Interface dataset entries »
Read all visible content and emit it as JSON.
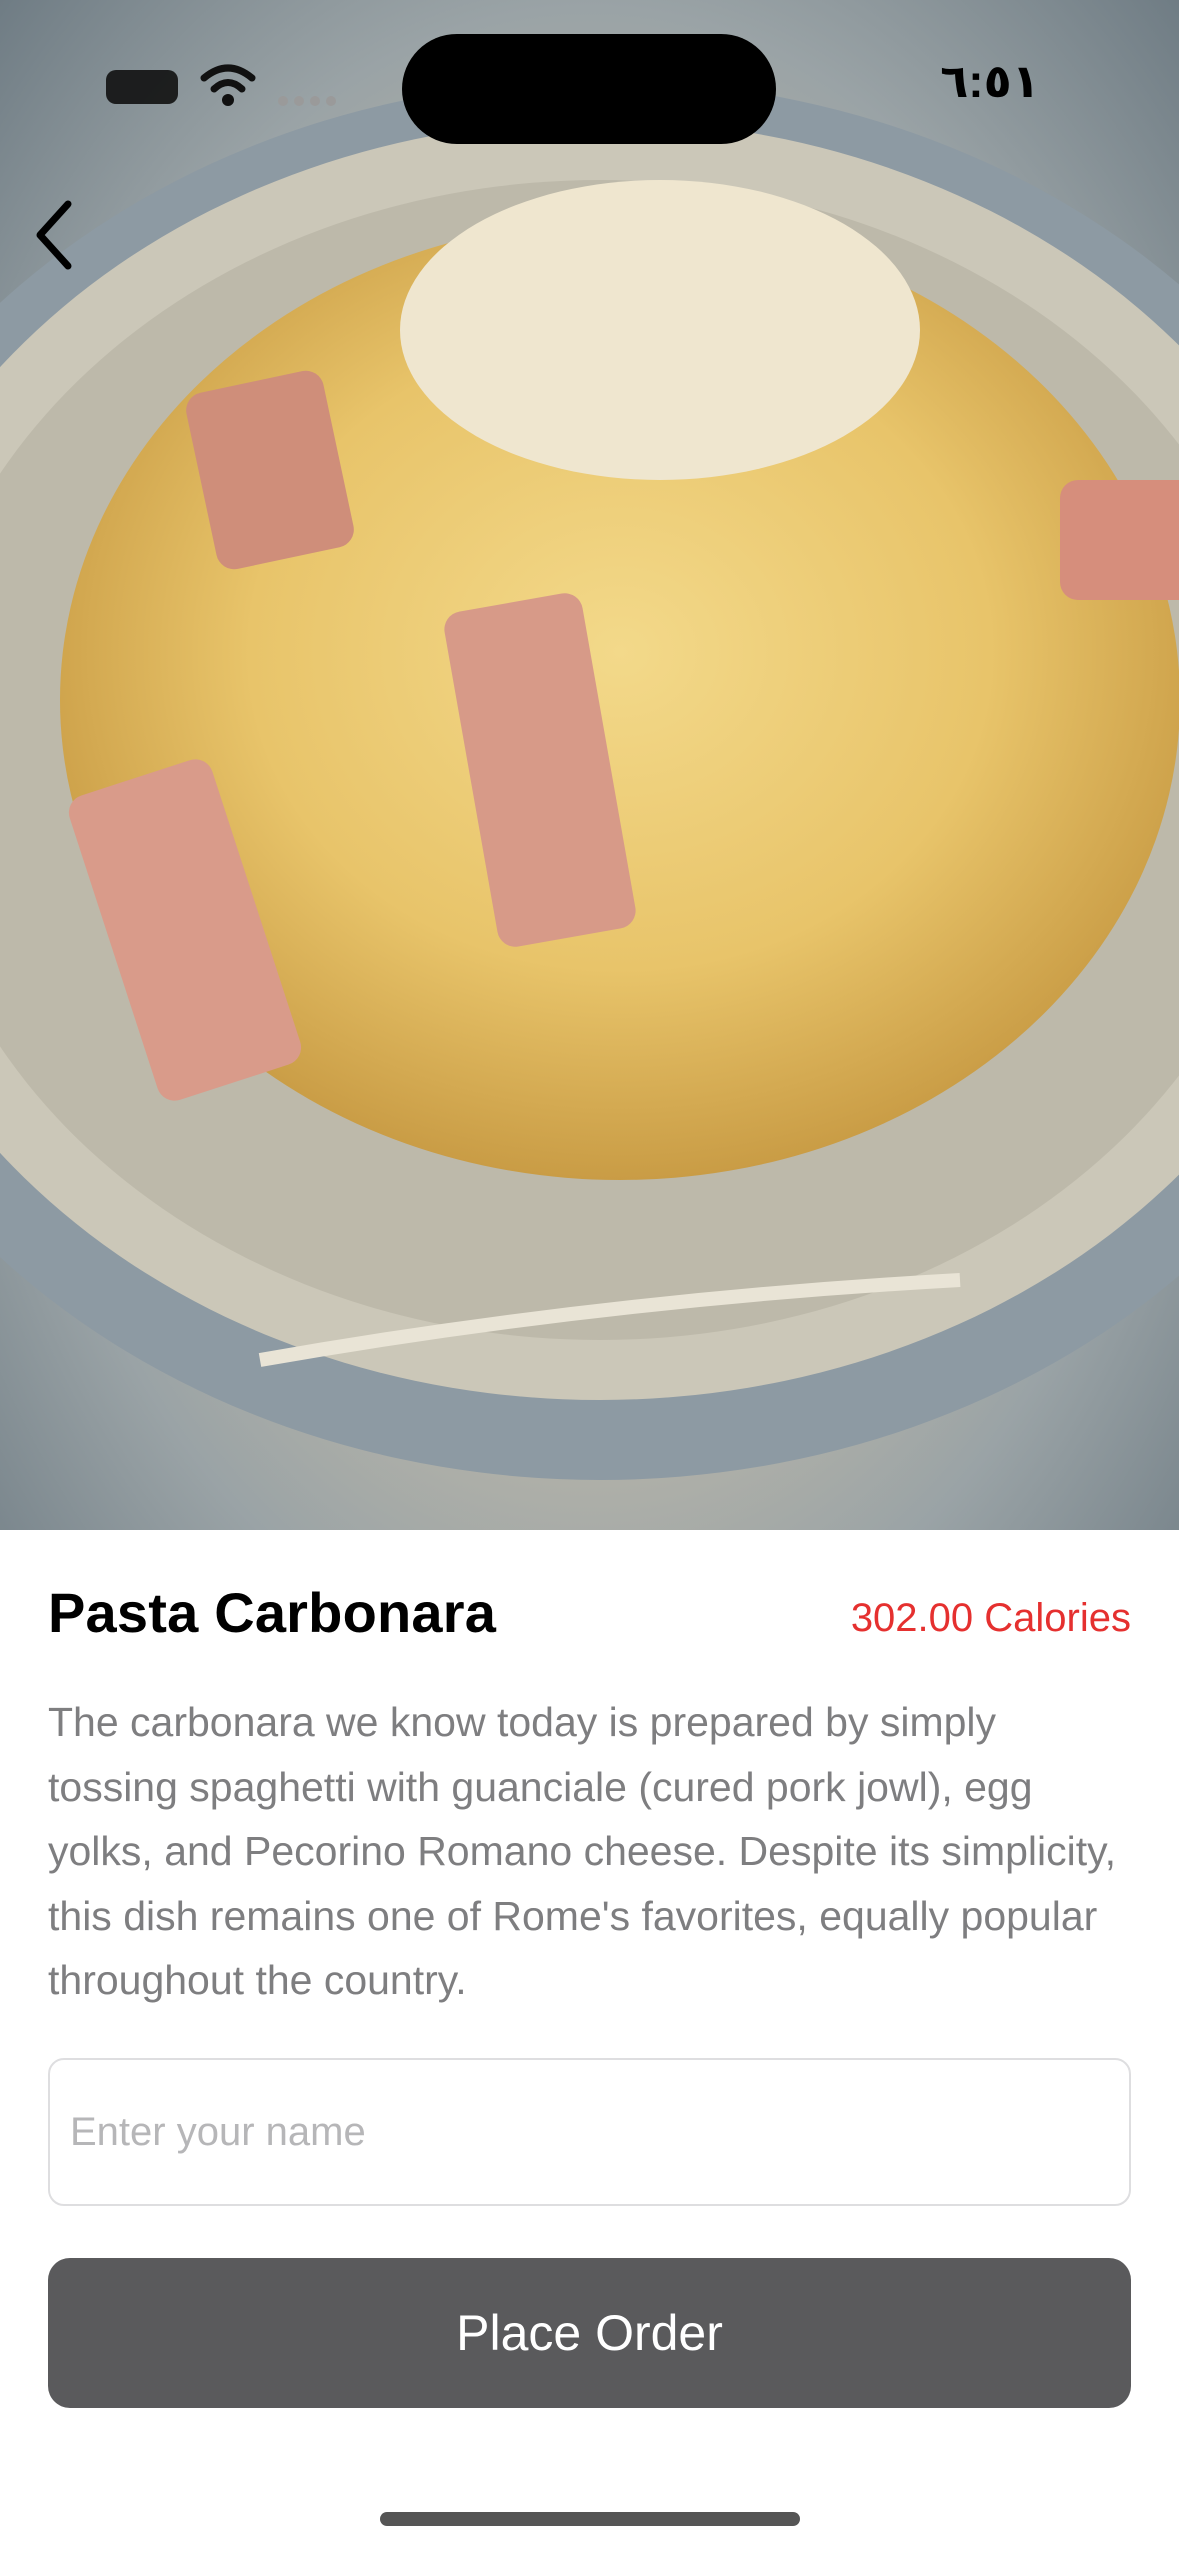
{
  "status_bar": {
    "time": "٦:٥١"
  },
  "dish": {
    "name": "Pasta Carbonara",
    "calories": "302.00 Calories",
    "description": "The carbonara we know today is prepared by simply tossing spaghetti with guanciale (cured pork jowl), egg yolks, and Pecorino Romano cheese. Despite its simplicity, this dish remains one of Rome's favorites, equally popular throughout the country."
  },
  "form": {
    "name_placeholder": "Enter your name",
    "name_value": "",
    "submit_label": "Place Order"
  },
  "colors": {
    "calories": "#e5302f",
    "button": "#5a5a5c",
    "description": "#7e7e80"
  },
  "icons": {
    "back": "chevron-left-icon",
    "wifi": "wifi-icon",
    "battery": "battery-icon",
    "signal": "signal-icon"
  }
}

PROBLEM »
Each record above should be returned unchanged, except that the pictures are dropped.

RESULT OF THIS EXERCISE »
Read all visible content and emit it as JSON.
{
  "status_bar": {
    "time": "٦:٥١"
  },
  "dish": {
    "name": "Pasta Carbonara",
    "calories": "302.00 Calories",
    "description": "The carbonara we know today is prepared by simply tossing spaghetti with guanciale (cured pork jowl), egg yolks, and Pecorino Romano cheese. Despite its simplicity, this dish remains one of Rome's favorites, equally popular throughout the country."
  },
  "form": {
    "name_placeholder": "Enter your name",
    "name_value": "",
    "submit_label": "Place Order"
  },
  "colors": {
    "calories": "#e5302f",
    "button": "#5a5a5c",
    "description": "#7e7e80"
  },
  "icons": {
    "back": "chevron-left-icon",
    "wifi": "wifi-icon",
    "battery": "battery-icon",
    "signal": "signal-icon"
  }
}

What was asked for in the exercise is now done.